# [WHAT THE TASK ASKS]
Leaving out any pictures, print the entries that follow exactly as they stand.

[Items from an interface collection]
■ ■ ■ ■ ■ ■ ■
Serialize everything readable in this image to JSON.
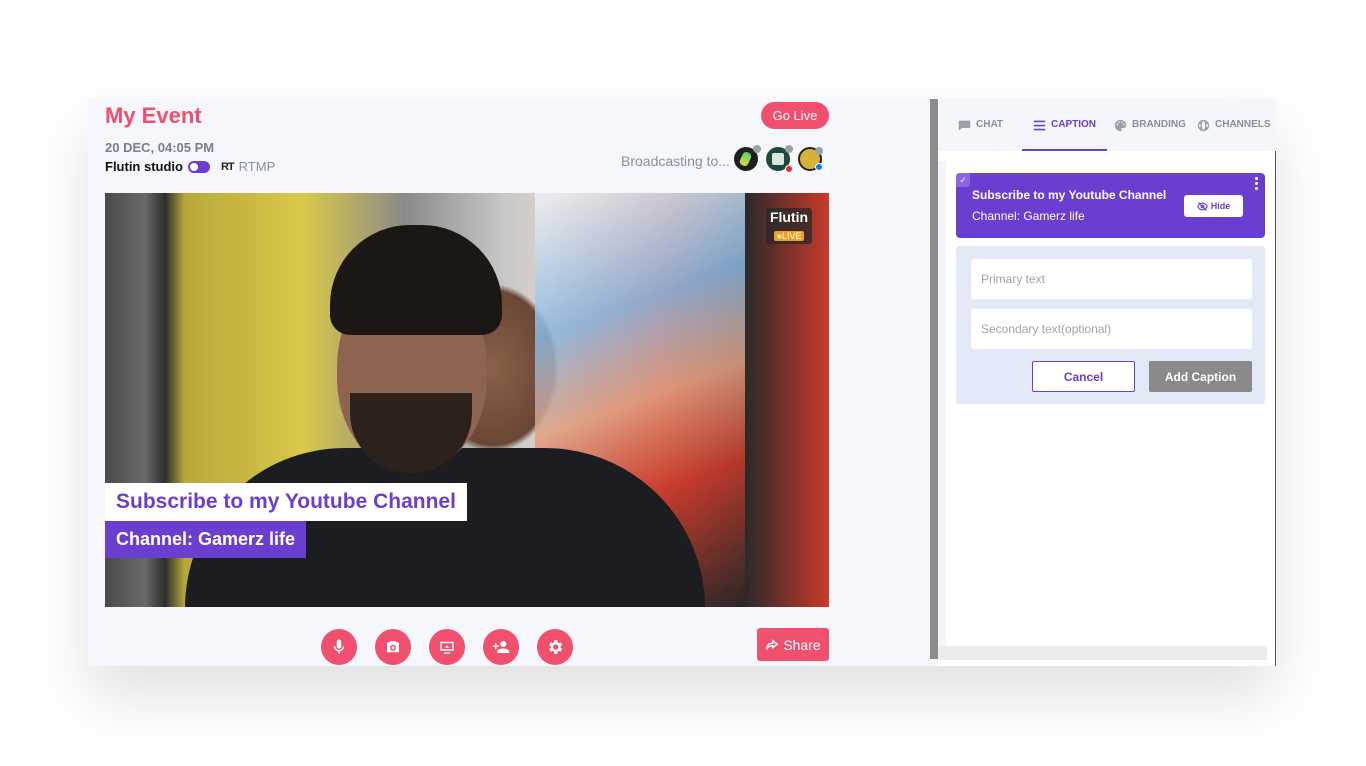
{
  "event": {
    "title": "My Event",
    "datetime": "20 DEC, 04:05 PM",
    "studio_label": "Flutin studio",
    "rtmp_icon": "RT",
    "rtmp_label": "RTMP",
    "go_live_label": "Go Live",
    "broadcasting_label": "Broadcasting to..."
  },
  "video": {
    "badge_name": "Flutin",
    "badge_live": "●LIVE",
    "caption_primary": "Subscribe to my Youtube Channel",
    "caption_secondary": "Channel: Gamerz life"
  },
  "controls": {
    "icons": [
      "microphone-icon",
      "camera-icon",
      "screen-share-icon",
      "add-guest-icon",
      "settings-icon"
    ],
    "share_label": "Share"
  },
  "tabs": [
    {
      "label": "CHAT",
      "icon": "chat-icon"
    },
    {
      "label": "CAPTION",
      "icon": "caption-icon",
      "active": true
    },
    {
      "label": "BRANDING",
      "icon": "palette-icon"
    },
    {
      "label": "CHANNELS",
      "icon": "globe-icon"
    }
  ],
  "caption_panel": {
    "card_primary": "Subscribe to my Youtube Channel",
    "card_secondary": "Channel: Gamerz life",
    "hide_label": "Hide",
    "primary_placeholder": "Primary text",
    "secondary_placeholder": "Secondary text(optional)",
    "cancel_label": "Cancel",
    "add_label": "Add Caption"
  },
  "colors": {
    "accent": "#f0506e",
    "brand": "#6a3fd0"
  }
}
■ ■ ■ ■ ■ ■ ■
# [RESULT BELOW]
Serialize everything readable in this image to JSON.
{
  "event": {
    "title": "My Event",
    "datetime": "20 DEC, 04:05 PM",
    "studio_label": "Flutin studio",
    "rtmp_icon": "RT",
    "rtmp_label": "RTMP",
    "go_live_label": "Go Live",
    "broadcasting_label": "Broadcasting to..."
  },
  "video": {
    "badge_name": "Flutin",
    "badge_live": "●LIVE",
    "caption_primary": "Subscribe to my Youtube Channel",
    "caption_secondary": "Channel: Gamerz life"
  },
  "controls": {
    "icons": [
      "microphone-icon",
      "camera-icon",
      "screen-share-icon",
      "add-guest-icon",
      "settings-icon"
    ],
    "share_label": "Share"
  },
  "tabs": [
    {
      "label": "CHAT",
      "icon": "chat-icon"
    },
    {
      "label": "CAPTION",
      "icon": "caption-icon",
      "active": true
    },
    {
      "label": "BRANDING",
      "icon": "palette-icon"
    },
    {
      "label": "CHANNELS",
      "icon": "globe-icon"
    }
  ],
  "caption_panel": {
    "card_primary": "Subscribe to my Youtube Channel",
    "card_secondary": "Channel: Gamerz life",
    "hide_label": "Hide",
    "primary_placeholder": "Primary text",
    "secondary_placeholder": "Secondary text(optional)",
    "cancel_label": "Cancel",
    "add_label": "Add Caption"
  },
  "colors": {
    "accent": "#f0506e",
    "brand": "#6a3fd0"
  }
}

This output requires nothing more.